__WORK TO BE COMPLETED__. Give the data again exactly, without its images.

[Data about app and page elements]
_____
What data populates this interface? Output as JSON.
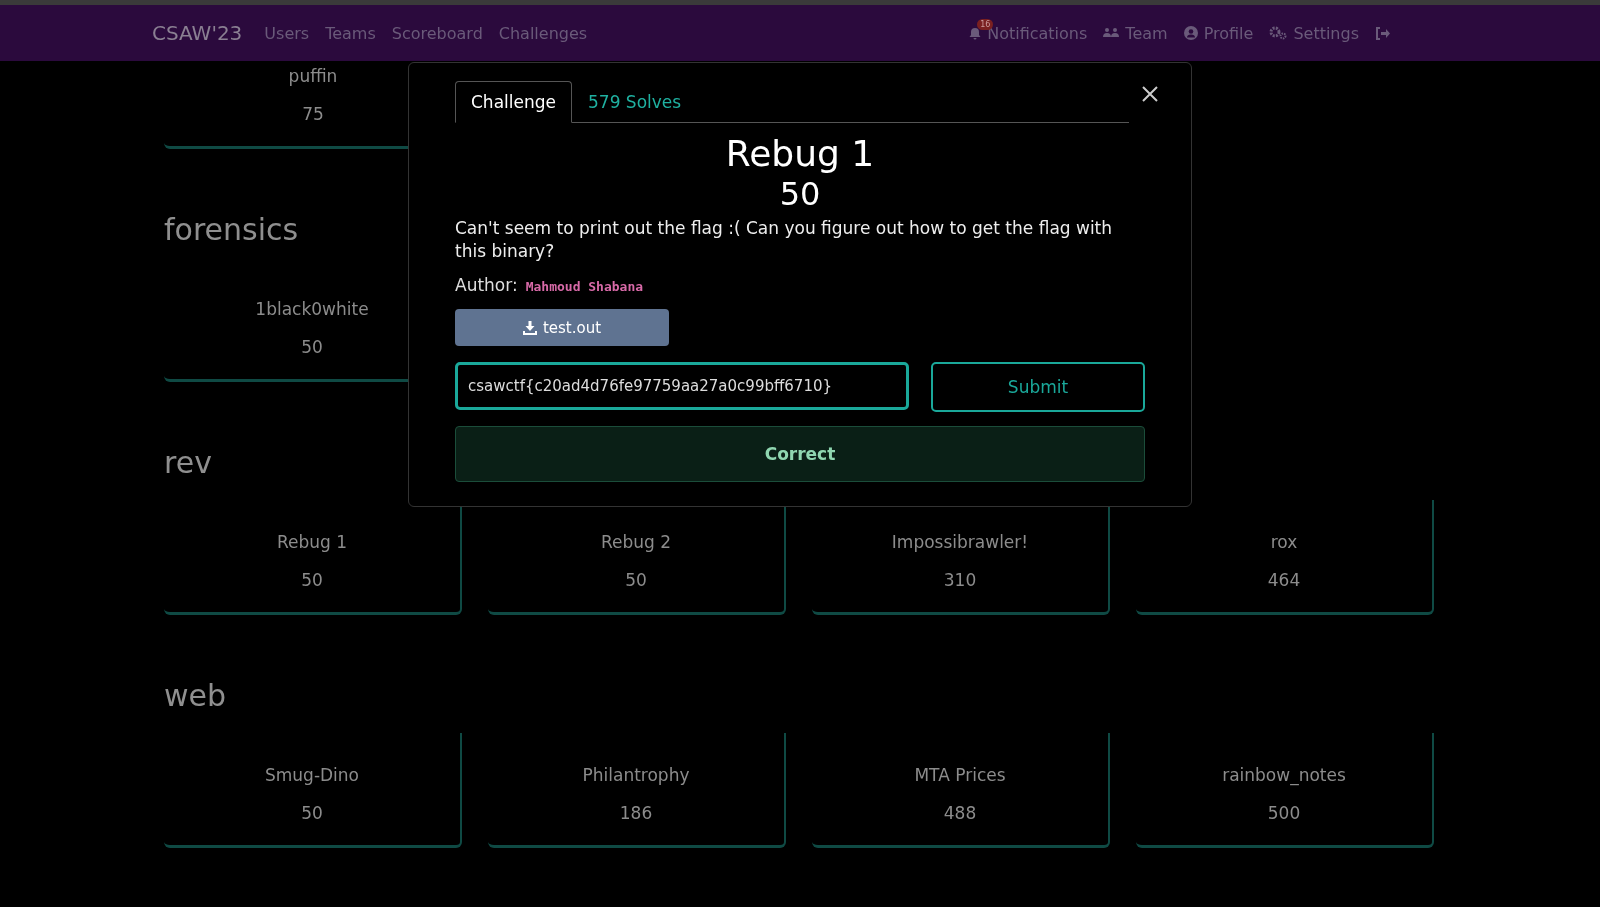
{
  "navbar": {
    "brand": "CSAW'23",
    "links": [
      {
        "label": "Users"
      },
      {
        "label": "Teams"
      },
      {
        "label": "Scoreboard"
      },
      {
        "label": "Challenges"
      }
    ],
    "right_links": [
      {
        "kind": "notifications",
        "label": "Notifications",
        "badge": "16"
      },
      {
        "kind": "team",
        "label": "Team"
      },
      {
        "kind": "profile",
        "label": "Profile"
      },
      {
        "kind": "settings",
        "label": "Settings"
      },
      {
        "kind": "logout"
      }
    ]
  },
  "categories": [
    {
      "challenges": [
        {
          "name": "puffin",
          "value": "75"
        }
      ]
    },
    {
      "name": "forensics",
      "challenges": [
        {
          "name": "1black0white",
          "value": "50"
        }
      ]
    },
    {
      "name": "rev",
      "challenges": [
        {
          "name": "Rebug 1",
          "value": "50"
        },
        {
          "name": "Rebug 2",
          "value": "50"
        },
        {
          "name": "Impossibrawler!",
          "value": "310"
        },
        {
          "name": "rox",
          "value": "464"
        }
      ]
    },
    {
      "name": "web",
      "challenges": [
        {
          "name": "Smug-Dino",
          "value": "50"
        },
        {
          "name": "Philantrophy",
          "value": "186"
        },
        {
          "name": "MTA Prices",
          "value": "488"
        },
        {
          "name": "rainbow_notes",
          "value": "500"
        }
      ]
    }
  ],
  "modal": {
    "tabs": [
      {
        "label": "Challenge",
        "selected": true
      },
      {
        "label": "579 Solves",
        "selected": false
      }
    ],
    "title": "Rebug 1",
    "value": "50",
    "description": "Can't seem to print out the flag :( Can you figure out how to get the flag with this binary?",
    "author_label": "Author:",
    "author": "Mahmoud Shabana",
    "file": "test.out",
    "flag_input": "csawctf{c20ad4d76fe97759aa27a0c99bff6710}",
    "submit": "Submit",
    "result": "Correct"
  }
}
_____
__ANSWER TO THIS EXERCISE__.
What data populates this interface? Output as JSON.
{
  "navbar": {
    "brand": "CSAW'23",
    "links": [
      {
        "label": "Users"
      },
      {
        "label": "Teams"
      },
      {
        "label": "Scoreboard"
      },
      {
        "label": "Challenges"
      }
    ],
    "right_links": [
      {
        "kind": "notifications",
        "label": "Notifications",
        "badge": "16"
      },
      {
        "kind": "team",
        "label": "Team"
      },
      {
        "kind": "profile",
        "label": "Profile"
      },
      {
        "kind": "settings",
        "label": "Settings"
      },
      {
        "kind": "logout"
      }
    ]
  },
  "categories": [
    {
      "challenges": [
        {
          "name": "puffin",
          "value": "75"
        }
      ]
    },
    {
      "name": "forensics",
      "challenges": [
        {
          "name": "1black0white",
          "value": "50"
        }
      ]
    },
    {
      "name": "rev",
      "challenges": [
        {
          "name": "Rebug 1",
          "value": "50"
        },
        {
          "name": "Rebug 2",
          "value": "50"
        },
        {
          "name": "Impossibrawler!",
          "value": "310"
        },
        {
          "name": "rox",
          "value": "464"
        }
      ]
    },
    {
      "name": "web",
      "challenges": [
        {
          "name": "Smug-Dino",
          "value": "50"
        },
        {
          "name": "Philantrophy",
          "value": "186"
        },
        {
          "name": "MTA Prices",
          "value": "488"
        },
        {
          "name": "rainbow_notes",
          "value": "500"
        }
      ]
    }
  ],
  "modal": {
    "tabs": [
      {
        "label": "Challenge",
        "selected": true
      },
      {
        "label": "579 Solves",
        "selected": false
      }
    ],
    "title": "Rebug 1",
    "value": "50",
    "description": "Can't seem to print out the flag :( Can you figure out how to get the flag with this binary?",
    "author_label": "Author:",
    "author": "Mahmoud Shabana",
    "file": "test.out",
    "flag_input": "csawctf{c20ad4d76fe97759aa27a0c99bff6710}",
    "submit": "Submit",
    "result": "Correct"
  }
}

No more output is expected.